Fine tuning my work? More like, chiseling away at this mountain of a manuscript.
Keep in mind, I’m no expert. Simply someone that has been sitting on a 200 page manuscript for the last several weeks, hoping to pass a long some tips for others in the same boat! During my process, I’ve found a few things that have worked for me.
Trust your previous writing – These have become words to live by. In order to move forward in a chapter you must trust your previous writing. At times, I found myself dwelling on certain things, questioning whether or not I touched on something too much or too little. But the only way to move forward in a story is to trust your previous writing and to be confident that your message is clear.

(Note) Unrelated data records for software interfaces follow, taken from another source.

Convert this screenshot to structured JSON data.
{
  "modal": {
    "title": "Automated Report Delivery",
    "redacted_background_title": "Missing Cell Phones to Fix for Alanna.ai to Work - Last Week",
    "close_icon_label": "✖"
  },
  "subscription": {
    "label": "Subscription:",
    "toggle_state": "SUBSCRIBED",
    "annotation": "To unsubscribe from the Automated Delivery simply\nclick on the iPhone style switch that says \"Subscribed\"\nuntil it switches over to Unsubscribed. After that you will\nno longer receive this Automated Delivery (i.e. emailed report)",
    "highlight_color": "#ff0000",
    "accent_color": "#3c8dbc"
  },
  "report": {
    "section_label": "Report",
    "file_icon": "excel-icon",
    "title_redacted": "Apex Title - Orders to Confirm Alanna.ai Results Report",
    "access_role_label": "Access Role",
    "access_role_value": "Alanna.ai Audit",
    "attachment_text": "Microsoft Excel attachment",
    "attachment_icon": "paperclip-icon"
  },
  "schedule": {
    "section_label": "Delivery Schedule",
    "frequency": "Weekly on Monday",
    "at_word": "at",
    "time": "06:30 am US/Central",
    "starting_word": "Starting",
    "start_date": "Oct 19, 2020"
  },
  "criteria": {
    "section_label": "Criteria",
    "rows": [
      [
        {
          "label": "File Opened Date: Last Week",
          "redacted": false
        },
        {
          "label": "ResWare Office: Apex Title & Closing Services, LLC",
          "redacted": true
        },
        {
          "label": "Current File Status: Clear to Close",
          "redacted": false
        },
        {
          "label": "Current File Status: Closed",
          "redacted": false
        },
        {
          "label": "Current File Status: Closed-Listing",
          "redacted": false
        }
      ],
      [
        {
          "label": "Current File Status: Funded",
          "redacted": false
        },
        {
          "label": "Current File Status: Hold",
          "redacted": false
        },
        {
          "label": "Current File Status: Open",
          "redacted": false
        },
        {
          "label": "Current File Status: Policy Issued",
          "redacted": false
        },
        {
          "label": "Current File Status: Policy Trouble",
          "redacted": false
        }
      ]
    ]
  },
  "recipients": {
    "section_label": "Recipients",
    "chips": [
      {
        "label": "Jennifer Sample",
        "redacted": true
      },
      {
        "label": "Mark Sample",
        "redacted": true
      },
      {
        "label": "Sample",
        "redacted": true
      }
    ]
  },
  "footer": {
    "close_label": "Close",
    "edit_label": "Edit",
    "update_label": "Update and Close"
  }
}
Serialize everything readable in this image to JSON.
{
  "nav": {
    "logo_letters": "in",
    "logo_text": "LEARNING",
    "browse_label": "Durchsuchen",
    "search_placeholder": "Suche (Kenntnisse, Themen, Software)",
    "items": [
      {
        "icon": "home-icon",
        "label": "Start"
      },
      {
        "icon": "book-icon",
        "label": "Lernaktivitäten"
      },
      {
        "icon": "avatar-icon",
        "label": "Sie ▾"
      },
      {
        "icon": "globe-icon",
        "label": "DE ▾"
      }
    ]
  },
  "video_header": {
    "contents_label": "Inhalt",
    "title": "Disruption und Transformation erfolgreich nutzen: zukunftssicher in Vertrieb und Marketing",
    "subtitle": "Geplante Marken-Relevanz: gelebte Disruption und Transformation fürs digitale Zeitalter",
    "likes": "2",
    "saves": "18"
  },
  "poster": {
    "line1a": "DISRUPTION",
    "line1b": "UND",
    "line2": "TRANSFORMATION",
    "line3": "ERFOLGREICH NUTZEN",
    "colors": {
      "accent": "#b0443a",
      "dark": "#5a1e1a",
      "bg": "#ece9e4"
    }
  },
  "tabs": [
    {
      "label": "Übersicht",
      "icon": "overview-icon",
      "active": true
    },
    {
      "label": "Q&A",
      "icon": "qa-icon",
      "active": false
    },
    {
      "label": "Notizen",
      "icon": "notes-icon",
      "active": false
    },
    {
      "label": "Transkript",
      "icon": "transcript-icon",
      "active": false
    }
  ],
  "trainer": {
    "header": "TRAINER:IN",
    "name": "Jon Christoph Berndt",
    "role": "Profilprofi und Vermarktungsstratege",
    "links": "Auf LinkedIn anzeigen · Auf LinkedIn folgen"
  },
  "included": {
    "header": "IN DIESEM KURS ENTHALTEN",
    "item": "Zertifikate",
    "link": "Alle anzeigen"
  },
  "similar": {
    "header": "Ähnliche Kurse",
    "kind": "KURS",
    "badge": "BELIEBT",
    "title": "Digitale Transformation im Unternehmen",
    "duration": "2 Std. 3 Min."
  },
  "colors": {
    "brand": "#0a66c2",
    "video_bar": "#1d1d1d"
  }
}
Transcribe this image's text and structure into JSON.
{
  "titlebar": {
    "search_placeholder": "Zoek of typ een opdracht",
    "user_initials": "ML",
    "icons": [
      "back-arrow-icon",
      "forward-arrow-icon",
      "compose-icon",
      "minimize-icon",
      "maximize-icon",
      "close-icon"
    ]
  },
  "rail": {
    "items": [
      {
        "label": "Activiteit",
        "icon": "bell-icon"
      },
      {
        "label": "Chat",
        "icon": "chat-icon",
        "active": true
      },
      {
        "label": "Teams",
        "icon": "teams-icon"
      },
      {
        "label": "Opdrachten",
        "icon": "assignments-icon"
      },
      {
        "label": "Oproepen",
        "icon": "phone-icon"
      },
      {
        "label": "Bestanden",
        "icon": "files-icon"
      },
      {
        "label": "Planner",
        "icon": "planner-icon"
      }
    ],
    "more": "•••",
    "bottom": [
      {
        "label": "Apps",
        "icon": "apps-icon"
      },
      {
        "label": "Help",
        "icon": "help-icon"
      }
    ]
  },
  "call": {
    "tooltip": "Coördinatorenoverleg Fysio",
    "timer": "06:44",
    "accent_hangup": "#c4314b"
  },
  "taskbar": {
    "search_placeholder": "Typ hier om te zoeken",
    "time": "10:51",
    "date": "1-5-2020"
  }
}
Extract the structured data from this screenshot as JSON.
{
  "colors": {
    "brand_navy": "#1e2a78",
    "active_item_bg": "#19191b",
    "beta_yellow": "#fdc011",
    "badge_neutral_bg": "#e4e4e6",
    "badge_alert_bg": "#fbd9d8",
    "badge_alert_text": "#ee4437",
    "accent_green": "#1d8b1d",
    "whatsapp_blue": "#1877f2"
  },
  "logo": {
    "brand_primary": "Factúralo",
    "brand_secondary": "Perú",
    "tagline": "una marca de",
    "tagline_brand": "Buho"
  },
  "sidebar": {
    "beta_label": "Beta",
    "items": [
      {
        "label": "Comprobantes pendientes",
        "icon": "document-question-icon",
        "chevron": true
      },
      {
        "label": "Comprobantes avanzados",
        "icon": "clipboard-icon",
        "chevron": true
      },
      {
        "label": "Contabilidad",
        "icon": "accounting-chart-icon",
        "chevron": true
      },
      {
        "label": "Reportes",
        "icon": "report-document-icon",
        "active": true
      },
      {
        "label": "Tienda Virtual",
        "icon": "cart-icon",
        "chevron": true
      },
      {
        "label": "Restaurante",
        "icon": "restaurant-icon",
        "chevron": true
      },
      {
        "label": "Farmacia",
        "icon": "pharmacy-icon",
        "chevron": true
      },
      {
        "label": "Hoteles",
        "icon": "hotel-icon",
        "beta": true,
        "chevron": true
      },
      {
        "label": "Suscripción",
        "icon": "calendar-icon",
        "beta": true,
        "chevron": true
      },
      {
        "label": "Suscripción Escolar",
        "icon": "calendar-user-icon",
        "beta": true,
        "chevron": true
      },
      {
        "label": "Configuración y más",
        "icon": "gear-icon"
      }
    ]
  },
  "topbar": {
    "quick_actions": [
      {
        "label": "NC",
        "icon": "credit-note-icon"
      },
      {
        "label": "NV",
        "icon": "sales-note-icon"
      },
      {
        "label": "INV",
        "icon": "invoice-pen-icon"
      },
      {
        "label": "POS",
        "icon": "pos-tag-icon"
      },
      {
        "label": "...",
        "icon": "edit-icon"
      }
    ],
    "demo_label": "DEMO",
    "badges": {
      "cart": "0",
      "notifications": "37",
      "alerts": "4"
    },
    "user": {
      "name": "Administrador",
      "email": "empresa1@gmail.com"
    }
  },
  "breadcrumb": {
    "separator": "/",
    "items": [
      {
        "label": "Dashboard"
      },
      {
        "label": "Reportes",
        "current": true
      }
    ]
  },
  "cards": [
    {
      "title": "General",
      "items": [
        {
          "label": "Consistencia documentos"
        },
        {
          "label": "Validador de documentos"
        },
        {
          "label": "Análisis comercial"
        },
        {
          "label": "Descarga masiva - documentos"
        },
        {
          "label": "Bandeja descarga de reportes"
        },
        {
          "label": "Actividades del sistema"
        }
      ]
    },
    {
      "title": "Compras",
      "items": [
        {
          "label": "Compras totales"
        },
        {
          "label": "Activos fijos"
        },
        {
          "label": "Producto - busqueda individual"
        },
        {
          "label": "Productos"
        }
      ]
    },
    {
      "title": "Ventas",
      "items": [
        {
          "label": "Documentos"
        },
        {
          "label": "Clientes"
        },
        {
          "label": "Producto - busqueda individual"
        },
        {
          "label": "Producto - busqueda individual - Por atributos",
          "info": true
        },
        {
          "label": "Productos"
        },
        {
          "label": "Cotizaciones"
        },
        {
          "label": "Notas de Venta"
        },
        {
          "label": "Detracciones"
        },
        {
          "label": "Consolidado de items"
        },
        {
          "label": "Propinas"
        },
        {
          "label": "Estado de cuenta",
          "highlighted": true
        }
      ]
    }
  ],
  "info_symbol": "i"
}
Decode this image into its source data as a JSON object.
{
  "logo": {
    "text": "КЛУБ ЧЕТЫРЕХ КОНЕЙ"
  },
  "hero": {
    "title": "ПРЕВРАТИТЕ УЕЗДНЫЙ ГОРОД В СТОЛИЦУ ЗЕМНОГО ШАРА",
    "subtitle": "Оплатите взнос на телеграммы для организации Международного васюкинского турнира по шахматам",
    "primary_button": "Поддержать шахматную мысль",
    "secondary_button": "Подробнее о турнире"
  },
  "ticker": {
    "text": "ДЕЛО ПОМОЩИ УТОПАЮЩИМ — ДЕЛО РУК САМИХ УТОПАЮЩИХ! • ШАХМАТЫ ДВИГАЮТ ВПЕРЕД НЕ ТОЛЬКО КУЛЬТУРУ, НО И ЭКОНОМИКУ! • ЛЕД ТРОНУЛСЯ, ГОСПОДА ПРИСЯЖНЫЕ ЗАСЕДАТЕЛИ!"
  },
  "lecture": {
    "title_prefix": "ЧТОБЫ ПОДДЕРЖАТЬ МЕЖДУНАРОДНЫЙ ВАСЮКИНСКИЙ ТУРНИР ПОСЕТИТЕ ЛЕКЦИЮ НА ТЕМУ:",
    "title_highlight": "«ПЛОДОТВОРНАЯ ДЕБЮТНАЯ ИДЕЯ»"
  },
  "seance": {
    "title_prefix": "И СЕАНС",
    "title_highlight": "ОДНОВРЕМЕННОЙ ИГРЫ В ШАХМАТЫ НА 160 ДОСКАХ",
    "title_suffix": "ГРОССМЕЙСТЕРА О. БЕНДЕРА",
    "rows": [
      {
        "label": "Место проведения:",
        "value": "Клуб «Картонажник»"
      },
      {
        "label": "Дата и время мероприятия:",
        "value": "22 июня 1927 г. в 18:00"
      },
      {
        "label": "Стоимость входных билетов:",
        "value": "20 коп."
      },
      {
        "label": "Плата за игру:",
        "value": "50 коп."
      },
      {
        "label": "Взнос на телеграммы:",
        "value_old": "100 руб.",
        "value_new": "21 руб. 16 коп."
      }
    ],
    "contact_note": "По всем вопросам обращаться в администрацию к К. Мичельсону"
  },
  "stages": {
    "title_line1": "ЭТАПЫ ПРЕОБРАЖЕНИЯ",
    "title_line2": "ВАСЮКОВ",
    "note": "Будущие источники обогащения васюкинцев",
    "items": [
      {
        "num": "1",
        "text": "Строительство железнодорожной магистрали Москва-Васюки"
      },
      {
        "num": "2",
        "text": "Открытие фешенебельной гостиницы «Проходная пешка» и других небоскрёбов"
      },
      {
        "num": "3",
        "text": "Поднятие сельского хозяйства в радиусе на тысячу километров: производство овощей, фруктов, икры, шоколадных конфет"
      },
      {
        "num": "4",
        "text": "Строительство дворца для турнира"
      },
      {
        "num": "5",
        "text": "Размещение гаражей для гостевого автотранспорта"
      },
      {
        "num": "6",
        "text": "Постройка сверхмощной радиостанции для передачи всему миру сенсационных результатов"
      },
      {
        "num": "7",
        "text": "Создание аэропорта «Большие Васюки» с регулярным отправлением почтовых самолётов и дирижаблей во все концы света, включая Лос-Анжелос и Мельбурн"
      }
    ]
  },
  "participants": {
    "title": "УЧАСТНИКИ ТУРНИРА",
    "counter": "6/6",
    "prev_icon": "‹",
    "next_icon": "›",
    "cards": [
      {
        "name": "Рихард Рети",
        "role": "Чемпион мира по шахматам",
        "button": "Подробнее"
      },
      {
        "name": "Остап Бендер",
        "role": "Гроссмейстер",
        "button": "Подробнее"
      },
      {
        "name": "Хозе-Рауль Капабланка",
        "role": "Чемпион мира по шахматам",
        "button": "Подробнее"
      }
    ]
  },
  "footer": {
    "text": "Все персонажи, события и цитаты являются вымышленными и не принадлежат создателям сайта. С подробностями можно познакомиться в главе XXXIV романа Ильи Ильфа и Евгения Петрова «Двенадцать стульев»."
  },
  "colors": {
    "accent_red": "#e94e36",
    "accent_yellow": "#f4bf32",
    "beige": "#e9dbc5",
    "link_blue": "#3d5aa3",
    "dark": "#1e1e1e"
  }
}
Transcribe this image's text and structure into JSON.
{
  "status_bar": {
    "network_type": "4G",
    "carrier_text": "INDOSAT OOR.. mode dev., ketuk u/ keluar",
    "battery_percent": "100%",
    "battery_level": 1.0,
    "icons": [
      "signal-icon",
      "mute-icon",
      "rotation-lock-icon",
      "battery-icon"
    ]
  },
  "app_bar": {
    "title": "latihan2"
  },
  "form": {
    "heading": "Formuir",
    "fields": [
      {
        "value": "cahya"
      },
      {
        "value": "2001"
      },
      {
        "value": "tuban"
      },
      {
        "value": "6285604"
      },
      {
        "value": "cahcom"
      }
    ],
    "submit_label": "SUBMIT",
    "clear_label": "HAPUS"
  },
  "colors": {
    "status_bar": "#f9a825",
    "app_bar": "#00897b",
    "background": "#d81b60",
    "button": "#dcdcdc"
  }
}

Silence the negative thoughts – To me, the only negative criticisms are the ones that you create yourself. There have been times where I am writing and suddenly I am my biggest enemy. That tiny voice in my head becomes more of a deafening scream. There have been times where I wanted to torch my novel, get rid of the idea, and start something new. But the second guessing has to stop. If you have a story you believe in, you are the only person that can tell it. Keep working through it, keep the doubt away, and replace those reasons of why it WON’T work with all of the reasons why it WILL.
Share, share, share! – This is a big one. For me, sharing my work has been pretty comparable to stage freight. For so long I have kept my work private and to myself. But with that, I have limited myself to only hearing one opinion… my own! Sharing your work allows you to explore the minds of different people. Where does your story take them? What do they think will happen next? It’s impossible for you to “wonder” where a story is going when you wrote it yourself. Reviewing your own work is like studying for a test you already have the answers to. You must share, good or bad! Which leads me to my next tip…
No feedback is bad feedback – There is nothing worse than sharing a novel, short story, or poem with a peer and having them hate it. Truthfully, not everyone is going to love what you write. The way I see it, some people like romance, some people like science fiction. Feedback is feedback, a necessary tool to move you forward in any form of writing.
Don’t force – As silly as it sounds, this tip has been one to move me a long when I’ve felt trapped in a 6-foot hole filled with writers block. I’ve tried all of the necessary suggestions to mend WB; bashing my head against the table, twirling in my chair, jumping jacks, coffee, etc. For me, the best way is to take a break and walk away. Not just from the computer you’re hovered over but from the story itself! Sometimes a great idea will come to you when you’re away from your desk, detached from your work, in the shower, out with friends, etc.